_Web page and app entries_
-- -- --
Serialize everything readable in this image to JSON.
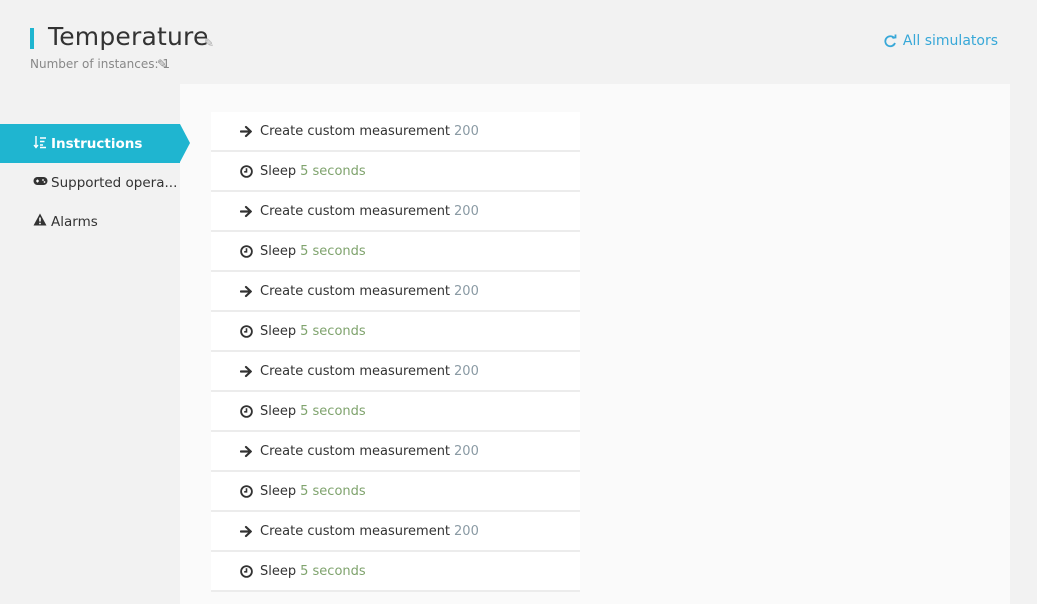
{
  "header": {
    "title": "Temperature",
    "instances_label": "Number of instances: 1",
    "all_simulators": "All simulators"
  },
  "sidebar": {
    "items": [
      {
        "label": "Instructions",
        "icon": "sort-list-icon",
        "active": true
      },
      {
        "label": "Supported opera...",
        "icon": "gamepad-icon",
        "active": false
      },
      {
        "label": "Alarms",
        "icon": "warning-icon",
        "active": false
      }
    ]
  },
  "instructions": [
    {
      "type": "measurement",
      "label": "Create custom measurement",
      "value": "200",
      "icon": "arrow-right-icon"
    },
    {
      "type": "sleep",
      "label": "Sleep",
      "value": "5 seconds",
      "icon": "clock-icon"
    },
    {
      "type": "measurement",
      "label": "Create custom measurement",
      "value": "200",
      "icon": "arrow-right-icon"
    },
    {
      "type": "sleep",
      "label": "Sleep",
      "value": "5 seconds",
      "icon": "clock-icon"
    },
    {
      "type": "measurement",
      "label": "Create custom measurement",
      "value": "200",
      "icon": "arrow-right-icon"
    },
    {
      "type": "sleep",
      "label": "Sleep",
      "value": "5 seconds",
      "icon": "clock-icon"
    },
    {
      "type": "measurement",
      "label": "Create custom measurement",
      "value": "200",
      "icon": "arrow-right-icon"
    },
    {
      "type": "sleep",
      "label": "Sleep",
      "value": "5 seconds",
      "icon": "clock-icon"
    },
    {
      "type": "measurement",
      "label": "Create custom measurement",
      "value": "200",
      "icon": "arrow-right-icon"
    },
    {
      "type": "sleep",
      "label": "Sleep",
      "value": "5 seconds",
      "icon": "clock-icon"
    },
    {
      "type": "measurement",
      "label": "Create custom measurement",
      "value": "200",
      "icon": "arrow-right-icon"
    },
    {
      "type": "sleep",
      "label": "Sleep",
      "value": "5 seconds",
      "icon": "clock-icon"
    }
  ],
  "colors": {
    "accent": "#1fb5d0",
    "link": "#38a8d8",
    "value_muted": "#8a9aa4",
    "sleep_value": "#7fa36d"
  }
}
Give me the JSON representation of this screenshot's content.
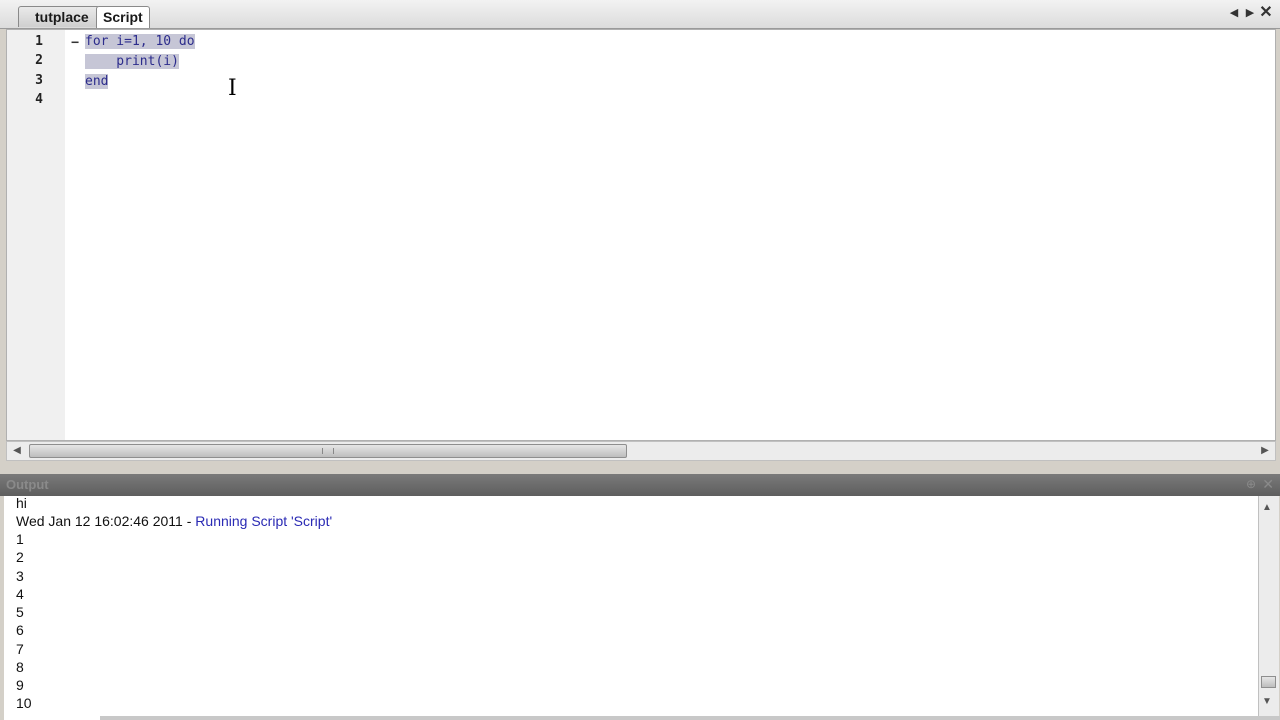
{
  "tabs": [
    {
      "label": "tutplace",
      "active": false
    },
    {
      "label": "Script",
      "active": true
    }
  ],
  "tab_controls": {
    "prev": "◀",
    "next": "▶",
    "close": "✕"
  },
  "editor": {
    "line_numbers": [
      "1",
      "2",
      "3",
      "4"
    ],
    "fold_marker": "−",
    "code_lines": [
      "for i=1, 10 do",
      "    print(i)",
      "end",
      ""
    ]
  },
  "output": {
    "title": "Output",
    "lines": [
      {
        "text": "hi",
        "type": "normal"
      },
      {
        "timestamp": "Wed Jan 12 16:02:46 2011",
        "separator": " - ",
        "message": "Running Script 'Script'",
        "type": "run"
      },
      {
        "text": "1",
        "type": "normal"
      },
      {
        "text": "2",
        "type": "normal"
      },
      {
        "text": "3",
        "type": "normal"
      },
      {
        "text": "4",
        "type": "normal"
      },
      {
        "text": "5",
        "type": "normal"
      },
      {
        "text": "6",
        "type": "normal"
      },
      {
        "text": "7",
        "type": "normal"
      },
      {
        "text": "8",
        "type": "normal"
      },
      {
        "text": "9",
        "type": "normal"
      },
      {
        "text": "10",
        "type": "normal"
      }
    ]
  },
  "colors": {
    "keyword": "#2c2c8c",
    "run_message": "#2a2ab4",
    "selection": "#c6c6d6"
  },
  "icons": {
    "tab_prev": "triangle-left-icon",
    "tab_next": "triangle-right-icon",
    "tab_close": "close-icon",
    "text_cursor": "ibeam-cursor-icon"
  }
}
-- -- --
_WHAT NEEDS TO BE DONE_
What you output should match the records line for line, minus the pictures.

_ANSWER SECTION_
Serialize everything readable in this image to JSON.
{
  "header": {
    "title": "Temperature",
    "instances_label": "Number of instances: 1",
    "all_simulators": "All simulators"
  },
  "sidebar": {
    "items": [
      {
        "label": "Instructions",
        "icon": "sort-list-icon",
        "active": true
      },
      {
        "label": "Supported opera...",
        "icon": "gamepad-icon",
        "active": false
      },
      {
        "label": "Alarms",
        "icon": "warning-icon",
        "active": false
      }
    ]
  },
  "instructions": [
    {
      "type": "measurement",
      "label": "Create custom measurement",
      "value": "200",
      "icon": "arrow-right-icon"
    },
    {
      "type": "sleep",
      "label": "Sleep",
      "value": "5 seconds",
      "icon": "clock-icon"
    },
    {
      "type": "measurement",
      "label": "Create custom measurement",
      "value": "200",
      "icon": "arrow-right-icon"
    },
    {
      "type": "sleep",
      "label": "Sleep",
      "value": "5 seconds",
      "icon": "clock-icon"
    },
    {
      "type": "measurement",
      "label": "Create custom measurement",
      "value": "200",
      "icon": "arrow-right-icon"
    },
    {
      "type": "sleep",
      "label": "Sleep",
      "value": "5 seconds",
      "icon": "clock-icon"
    },
    {
      "type": "measurement",
      "label": "Create custom measurement",
      "value": "200",
      "icon": "arrow-right-icon"
    },
    {
      "type": "sleep",
      "label": "Sleep",
      "value": "5 seconds",
      "icon": "clock-icon"
    },
    {
      "type": "measurement",
      "label": "Create custom measurement",
      "value": "200",
      "icon": "arrow-right-icon"
    },
    {
      "type": "sleep",
      "label": "Sleep",
      "value": "5 seconds",
      "icon": "clock-icon"
    },
    {
      "type": "measurement",
      "label": "Create custom measurement",
      "value": "200",
      "icon": "arrow-right-icon"
    },
    {
      "type": "sleep",
      "label": "Sleep",
      "value": "5 seconds",
      "icon": "clock-icon"
    }
  ],
  "colors": {
    "accent": "#1fb5d0",
    "link": "#38a8d8",
    "value_muted": "#8a9aa4",
    "sleep_value": "#7fa36d"
  }
}
Give me the JSON representation of this screenshot's content.
{
  "tabs": [
    {
      "label": "tutplace",
      "active": false
    },
    {
      "label": "Script",
      "active": true
    }
  ],
  "tab_controls": {
    "prev": "◀",
    "next": "▶",
    "close": "✕"
  },
  "editor": {
    "line_numbers": [
      "1",
      "2",
      "3",
      "4"
    ],
    "fold_marker": "−",
    "code_lines": [
      "for i=1, 10 do",
      "    print(i)",
      "end",
      ""
    ]
  },
  "output": {
    "title": "Output",
    "lines": [
      {
        "text": "hi",
        "type": "normal"
      },
      {
        "timestamp": "Wed Jan 12 16:02:46 2011",
        "separator": " - ",
        "message": "Running Script 'Script'",
        "type": "run"
      },
      {
        "text": "1",
        "type": "normal"
      },
      {
        "text": "2",
        "type": "normal"
      },
      {
        "text": "3",
        "type": "normal"
      },
      {
        "text": "4",
        "type": "normal"
      },
      {
        "text": "5",
        "type": "normal"
      },
      {
        "text": "6",
        "type": "normal"
      },
      {
        "text": "7",
        "type": "normal"
      },
      {
        "text": "8",
        "type": "normal"
      },
      {
        "text": "9",
        "type": "normal"
      },
      {
        "text": "10",
        "type": "normal"
      }
    ]
  },
  "colors": {
    "keyword": "#2c2c8c",
    "run_message": "#2a2ab4",
    "selection": "#c6c6d6"
  },
  "icons": {
    "tab_prev": "triangle-left-icon",
    "tab_next": "triangle-right-icon",
    "tab_close": "close-icon",
    "text_cursor": "ibeam-cursor-icon"
  }
}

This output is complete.